## Description of the task:
Output the data below exactly, without images.

## Available data:
........
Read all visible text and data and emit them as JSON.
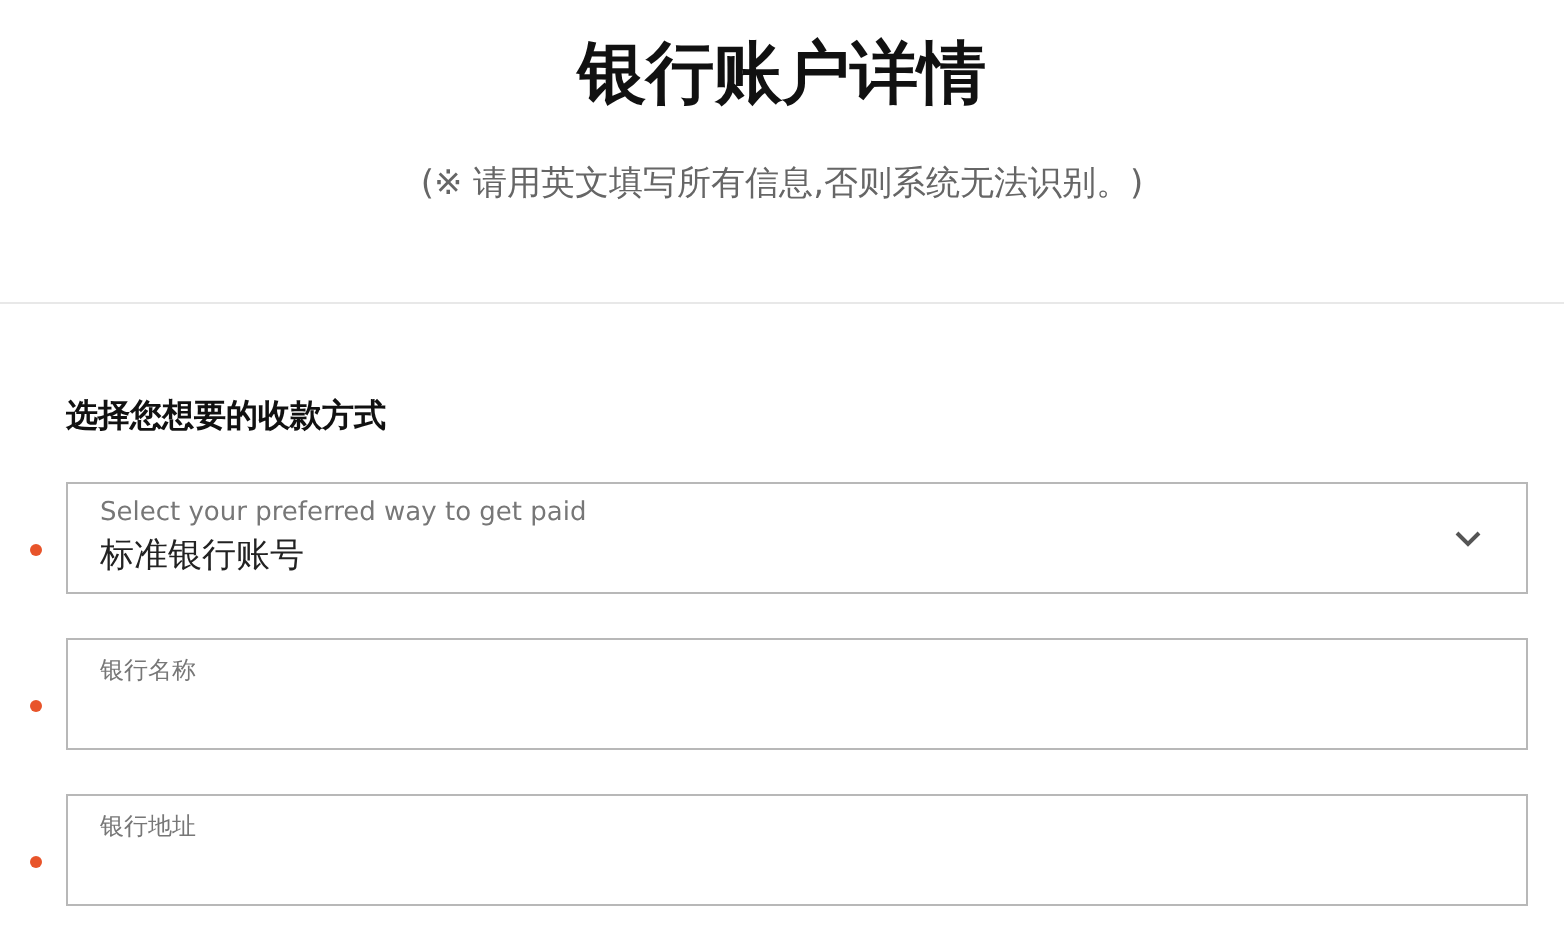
{
  "header": {
    "title": "银行账户详情",
    "subtitle": "(※ 请用英文填写所有信息,否则系统无法识别。)"
  },
  "section": {
    "heading": "选择您想要的收款方式"
  },
  "fields": [
    {
      "kind": "select",
      "label": "Select your preferred way to get paid",
      "value": "标准银行账号",
      "required": true
    },
    {
      "kind": "text",
      "label": "银行名称",
      "required": true
    },
    {
      "kind": "text",
      "label": "银行地址",
      "required": true
    }
  ]
}
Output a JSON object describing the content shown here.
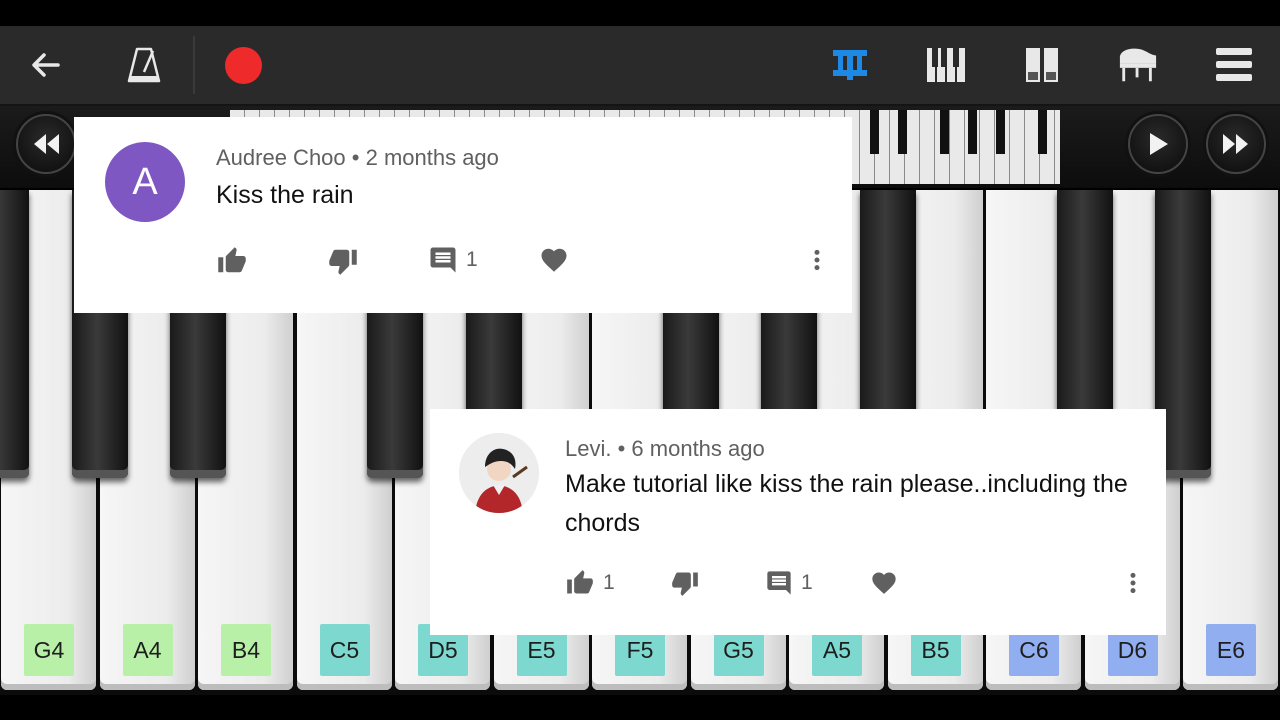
{
  "toolbar": {
    "icons": [
      "back-arrow-icon",
      "metronome-icon",
      "record-icon",
      "chord-mode-icon",
      "keyboard-icon",
      "dual-keyboard-icon",
      "grand-piano-icon",
      "menu-icon"
    ],
    "record_color": "#ef2a2a",
    "accent_color": "#1e88e5"
  },
  "strip": {
    "buttons": [
      "rewind-icon",
      "play-icon",
      "fast-forward-icon"
    ]
  },
  "piano": {
    "white_keys": [
      {
        "note": "G4",
        "color": "#b8f0a8"
      },
      {
        "note": "A4",
        "color": "#b8f0a8"
      },
      {
        "note": "B4",
        "color": "#b8f0a8"
      },
      {
        "note": "C5",
        "color": "#7dd9d0"
      },
      {
        "note": "D5",
        "color": "#7dd9d0"
      },
      {
        "note": "E5",
        "color": "#7dd9d0"
      },
      {
        "note": "F5",
        "color": "#7dd9d0"
      },
      {
        "note": "G5",
        "color": "#7dd9d0"
      },
      {
        "note": "A5",
        "color": "#7dd9d0"
      },
      {
        "note": "B5",
        "color": "#7dd9d0"
      },
      {
        "note": "C6",
        "color": "#90aef0"
      },
      {
        "note": "D6",
        "color": "#90aef0"
      },
      {
        "note": "E6",
        "color": "#90aef0"
      }
    ]
  },
  "comments": [
    {
      "avatar_letter": "A",
      "avatar_color": "#7e57c2",
      "author": "Audree Choo",
      "time": "2 months ago",
      "text": "Kiss the rain",
      "likes": "",
      "replies": "1"
    },
    {
      "avatar_letter": "",
      "avatar_color": "#d9d9d9",
      "author": "Levi.",
      "time": "6 months ago",
      "text": "Make tutorial like kiss the rain please..including the chords",
      "likes": "1",
      "replies": "1"
    }
  ],
  "separator": " • "
}
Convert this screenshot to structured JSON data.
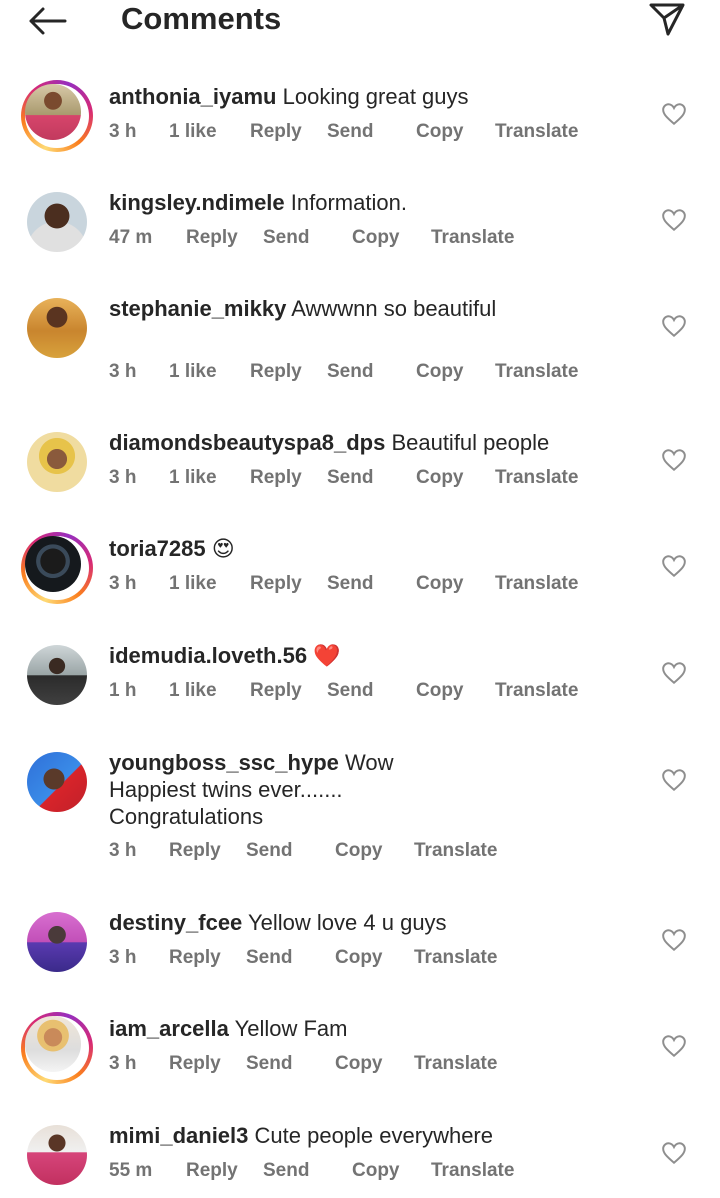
{
  "header": {
    "title": "Comments",
    "back_icon": "back-arrow-icon",
    "send_icon": "paper-plane-icon"
  },
  "action_labels": {
    "reply": "Reply",
    "send": "Send",
    "copy": "Copy",
    "translate": "Translate"
  },
  "colors": {
    "story_ring": [
      "#feda75",
      "#fa7e1e",
      "#d62976",
      "#962fbf"
    ],
    "meta_text": "#737373",
    "body_text": "#262626"
  },
  "comments": [
    {
      "username": "anthonia_iyamu",
      "text": "Looking great guys",
      "time": "3 h",
      "likes": "1 like",
      "ring": true
    },
    {
      "username": "kingsley.ndimele",
      "text": "Information.",
      "time": "47 m",
      "likes": "",
      "ring": false
    },
    {
      "username": "stephanie_mikky",
      "text": "Awwwnn so beautiful",
      "time": "3 h",
      "likes": "1 like",
      "ring": false
    },
    {
      "username": "diamondsbeautyspa8_dps",
      "text": "Beautiful people",
      "time": "3 h",
      "likes": "1 like",
      "ring": false
    },
    {
      "username": "toria7285",
      "text": "😍",
      "time": "3 h",
      "likes": "1 like",
      "ring": true
    },
    {
      "username": "idemudia.loveth.56",
      "text": "❤️",
      "time": "1 h",
      "likes": "1 like",
      "ring": false
    },
    {
      "username": "youngboss_ssc_hype",
      "text": "Wow",
      "text_line2": "Happiest twins ever.......",
      "text_line3": "Congratulations",
      "time": "3 h",
      "likes": "",
      "ring": false
    },
    {
      "username": "destiny_fcee",
      "text": "Yellow love 4 u guys",
      "time": "3 h",
      "likes": "",
      "ring": false
    },
    {
      "username": "iam_arcella",
      "text": "Yellow Fam",
      "time": "3 h",
      "likes": "",
      "ring": true
    },
    {
      "username": "mimi_daniel3",
      "text": "Cute people everywhere",
      "time": "55 m",
      "likes": "",
      "ring": false
    }
  ]
}
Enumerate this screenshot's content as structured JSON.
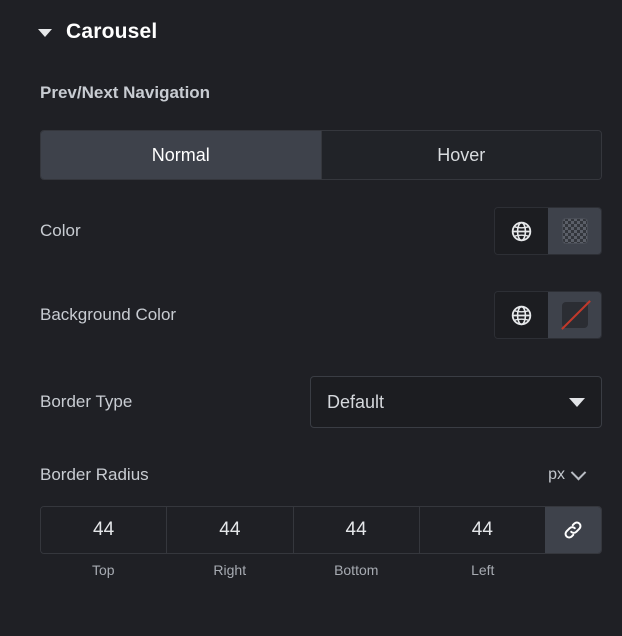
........
## Written answer:
Read all visible text and data and emit them as JSON.
{
  "header": {
    "title": "银行账户详情",
    "subtitle": "(※ 请用英文填写所有信息,否则系统无法识别。)"
  },
  "section": {
    "heading": "选择您想要的收款方式"
  },
  "fields": [
    {
      "kind": "select",
      "label": "Select your preferred way to get paid",
      "value": "标准银行账号",
      "required": true
    },
    {
      "kind": "text",
      "label": "银行名称",
      "required": true
    },
    {
      "kind": "text",
      "label": "银行地址",
      "required": true
    }
  ]
}
Output a JSON object describing the content shown here.
{
  "toolbar": {
    "icons": [
      "back-arrow-icon",
      "metronome-icon",
      "record-icon",
      "chord-mode-icon",
      "keyboard-icon",
      "dual-keyboard-icon",
      "grand-piano-icon",
      "menu-icon"
    ],
    "record_color": "#ef2a2a",
    "accent_color": "#1e88e5"
  },
  "strip": {
    "buttons": [
      "rewind-icon",
      "play-icon",
      "fast-forward-icon"
    ]
  },
  "piano": {
    "white_keys": [
      {
        "note": "G4",
        "color": "#b8f0a8"
      },
      {
        "note": "A4",
        "color": "#b8f0a8"
      },
      {
        "note": "B4",
        "color": "#b8f0a8"
      },
      {
        "note": "C5",
        "color": "#7dd9d0"
      },
      {
        "note": "D5",
        "color": "#7dd9d0"
      },
      {
        "note": "E5",
        "color": "#7dd9d0"
      },
      {
        "note": "F5",
        "color": "#7dd9d0"
      },
      {
        "note": "G5",
        "color": "#7dd9d0"
      },
      {
        "note": "A5",
        "color": "#7dd9d0"
      },
      {
        "note": "B5",
        "color": "#7dd9d0"
      },
      {
        "note": "C6",
        "color": "#90aef0"
      },
      {
        "note": "D6",
        "color": "#90aef0"
      },
      {
        "note": "E6",
        "color": "#90aef0"
      }
    ]
  },
  "comments": [
    {
      "avatar_letter": "A",
      "avatar_color": "#7e57c2",
      "author": "Audree Choo",
      "time": "2 months ago",
      "text": "Kiss the rain",
      "likes": "",
      "replies": "1"
    },
    {
      "avatar_letter": "",
      "avatar_color": "#d9d9d9",
      "author": "Levi.",
      "time": "6 months ago",
      "text": "Make tutorial like kiss the rain please..including the chords",
      "likes": "1",
      "replies": "1"
    }
  ],
  "separator": " • "
}
Convert this screenshot to structured JSON data.
{
  "header": {
    "title": "Comments",
    "back_icon": "back-arrow-icon",
    "send_icon": "paper-plane-icon"
  },
  "action_labels": {
    "reply": "Reply",
    "send": "Send",
    "copy": "Copy",
    "translate": "Translate"
  },
  "colors": {
    "story_ring": [
      "#feda75",
      "#fa7e1e",
      "#d62976",
      "#962fbf"
    ],
    "meta_text": "#737373",
    "body_text": "#262626"
  },
  "comments": [
    {
      "username": "anthonia_iyamu",
      "text": "Looking great guys",
      "time": "3 h",
      "likes": "1 like",
      "ring": true
    },
    {
      "username": "kingsley.ndimele",
      "text": "Information.",
      "time": "47 m",
      "likes": "",
      "ring": false
    },
    {
      "username": "stephanie_mikky",
      "text": "Awwwnn so beautiful",
      "time": "3 h",
      "likes": "1 like",
      "ring": false
    },
    {
      "username": "diamondsbeautyspa8_dps",
      "text": "Beautiful people",
      "time": "3 h",
      "likes": "1 like",
      "ring": false
    },
    {
      "username": "toria7285",
      "text": "😍",
      "time": "3 h",
      "likes": "1 like",
      "ring": true
    },
    {
      "username": "idemudia.loveth.56",
      "text": "❤️",
      "time": "1 h",
      "likes": "1 like",
      "ring": false
    },
    {
      "username": "youngboss_ssc_hype",
      "text": "Wow",
      "text_line2": "Happiest twins ever.......",
      "text_line3": "Congratulations",
      "time": "3 h",
      "likes": "",
      "ring": false
    },
    {
      "username": "destiny_fcee",
      "text": "Yellow love 4 u guys",
      "time": "3 h",
      "likes": "",
      "ring": false
    },
    {
      "username": "iam_arcella",
      "text": "Yellow Fam",
      "time": "3 h",
      "likes": "",
      "ring": true
    },
    {
      "username": "mimi_daniel3",
      "text": "Cute people everywhere",
      "time": "55 m",
      "likes": "",
      "ring": false
    }
  ]
}
Enumerate this screenshot's content as structured JSON.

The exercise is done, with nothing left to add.